Before dropping live high explosive bombs on designated impact areas, biologists are sent to ensure there are no pronghorn within five kilometers of a target. If there are animals present, missions are either redirected or canceled.
To protect the range’s remnants of the past, care has been taken to avoid disturbing or destroying significant cultural resources during ground activities by the military or the public. Special protection is provided for archaeologically significant sites and surrounding areas that could be impacted by both the military and the public.
The range is filled with reminders of more than 10,000 years of civilization, including pottery sherds, prehistoric settlements, ancient roads and trails, abandoned mining operations, and historic and prehistoric gravesites. The range also contains a historically significant road, the Camino del Diablo, that was listed in 1978 on the National Register of Historic Places. This rough, unpaved road crosses the southern portion of the range and dips into Mexico.
Human settlements have been on the range since 9500 B.C. Prehistoric pottery is not uncommon on the range — fragments are scattered along prehistoric trails, near watering places, along playa edges, and in mountain passes. Pictographs adorn flat rocks in many places.
Because of the high potential for encountering culturally significant objects on the range, surveys are performed by qualified archaeologists at areas where ground activities are planned. If the survey results in significant findings, an alternative location is selected for the planned activity. Additional inventories are being conducted or planned for the Goldwater Range, with the resulting data to be entered into a geographic information system. This system is a management tool which allows mapping of these sites and other significant features of interest.

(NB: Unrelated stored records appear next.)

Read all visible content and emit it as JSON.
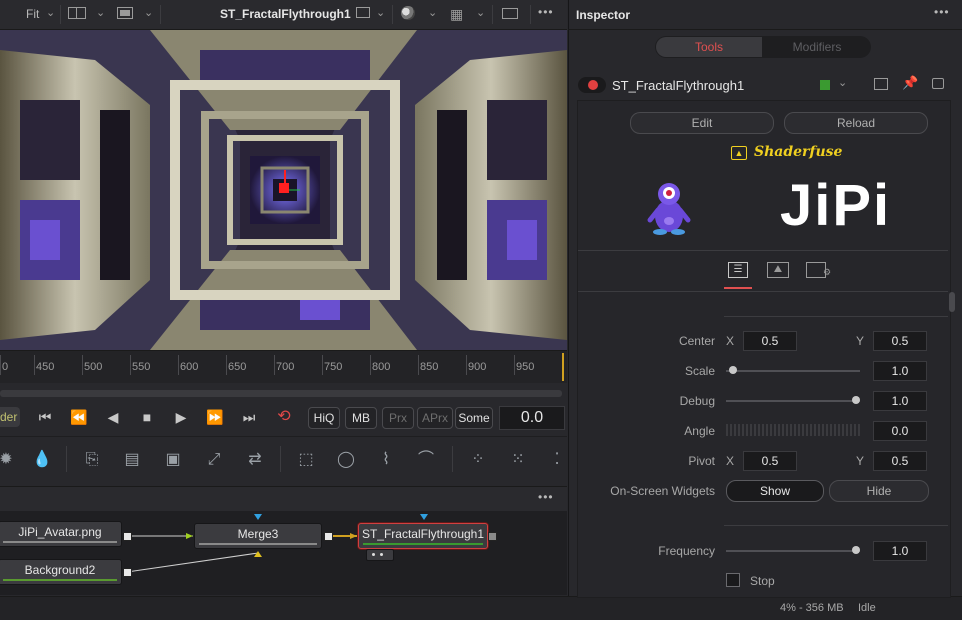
{
  "viewer": {
    "fit_label": "Fit",
    "title": "ST_FractalFlythrough1",
    "more": "•••"
  },
  "ruler": {
    "labels": [
      "0",
      "450",
      "500",
      "550",
      "600",
      "650",
      "700",
      "750",
      "800",
      "850",
      "900",
      "950"
    ]
  },
  "transport": {
    "render_label": "der",
    "hiq": "HiQ",
    "mb": "MB",
    "prx": "Prx",
    "aprx": "APrx",
    "some": "Some",
    "frame": "0.0"
  },
  "node_editor": {
    "more": "•••",
    "nodes": {
      "jipi": "JiPi_Avatar.png",
      "merge": "Merge3",
      "shader": "ST_FractalFlythrough1",
      "background": "Background2"
    }
  },
  "status": {
    "memory": "4% - 356 MB",
    "state": "Idle"
  },
  "inspector": {
    "title": "Inspector",
    "more": "•••",
    "tabs": [
      "Tools",
      "Modifiers"
    ],
    "tool_name": "ST_FractalFlythrough1",
    "edit": "Edit",
    "reload": "Reload",
    "brand": "Shaderfuse",
    "logo_text": "JiPi",
    "params": {
      "center": {
        "label": "Center",
        "x_label": "X",
        "x": "0.5",
        "y_label": "Y",
        "y": "0.5"
      },
      "scale": {
        "label": "Scale",
        "value": "1.0",
        "level": 0.05
      },
      "debug": {
        "label": "Debug",
        "value": "1.0",
        "level": 1.0
      },
      "angle": {
        "label": "Angle",
        "value": "0.0"
      },
      "pivot": {
        "label": "Pivot",
        "x_label": "X",
        "x": "0.5",
        "y_label": "Y",
        "y": "0.5"
      },
      "widgets": {
        "label": "On-Screen Widgets",
        "show": "Show",
        "hide": "Hide"
      },
      "frequency": {
        "label": "Frequency",
        "value": "1.0",
        "level": 1.0
      },
      "stop": {
        "label": "Stop"
      }
    }
  },
  "colors": {
    "accent_red": "#e05050",
    "brand_yellow": "#f0d020",
    "tool_green": "#3a9a30",
    "selected_node": "#d04040"
  }
}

In addition to cultural preservation, the Air Force collaborates with local partners on protecting natural resources as well. The range is home to the Sonoran Pronghorn, which was federally listed as an endangered species in 1967. The Air Force, Marine Corps, Army National Guard, U.S. Fish and Wildlife Service, and the Arizona Game and Fish Department work together to conserve the remaining subpopulation of the Sonoran pronghorn found on the range.
In 2002, the Sonoran pronghorn population on the range dropped nearly 80 percent, primarily due to drought conditions. Lack of rainfall from mid-August 2001 to the winter of 2002 contributed to the lowest count ever — 21. The Air Force, Marine Corps, Army National Guard, FWS and AGFD partners began planning, funding and implementing emergency recovery measures to reverse the low population trend.
The recovery team hauled in water directly to the animals and constructed a one-square mile semi-captive breeding enclosure. Personnel continue to monitor the animals and patrol the perimeter fence for predator intrusion or other tampering.
Although tight Air Force controls have limited public access and kept the proliferation of off-road vehicles from damaging the fragile desert landscape, most of the range complex can be visited by obtaining a permit. There are several visitor regulations associated with obtaining a permit. These are designed to help protect personal safety of visitors while protecting natural and cultural resources on the range. For instance, all vehicles must remain on existing roads at all times. Regulations require each adult 18 years or older have their own permit in their possession while on the range and must call before they enter and after they depart the range. Permits can be obtained from the Range Offices at Gila Bend Air Force Auxiliary Field and Marine Corps Air Station Yuma, Cabeza Prieta National Wildlife Refuge and the Bureau of Land Management offices in Yuma and Phoenix.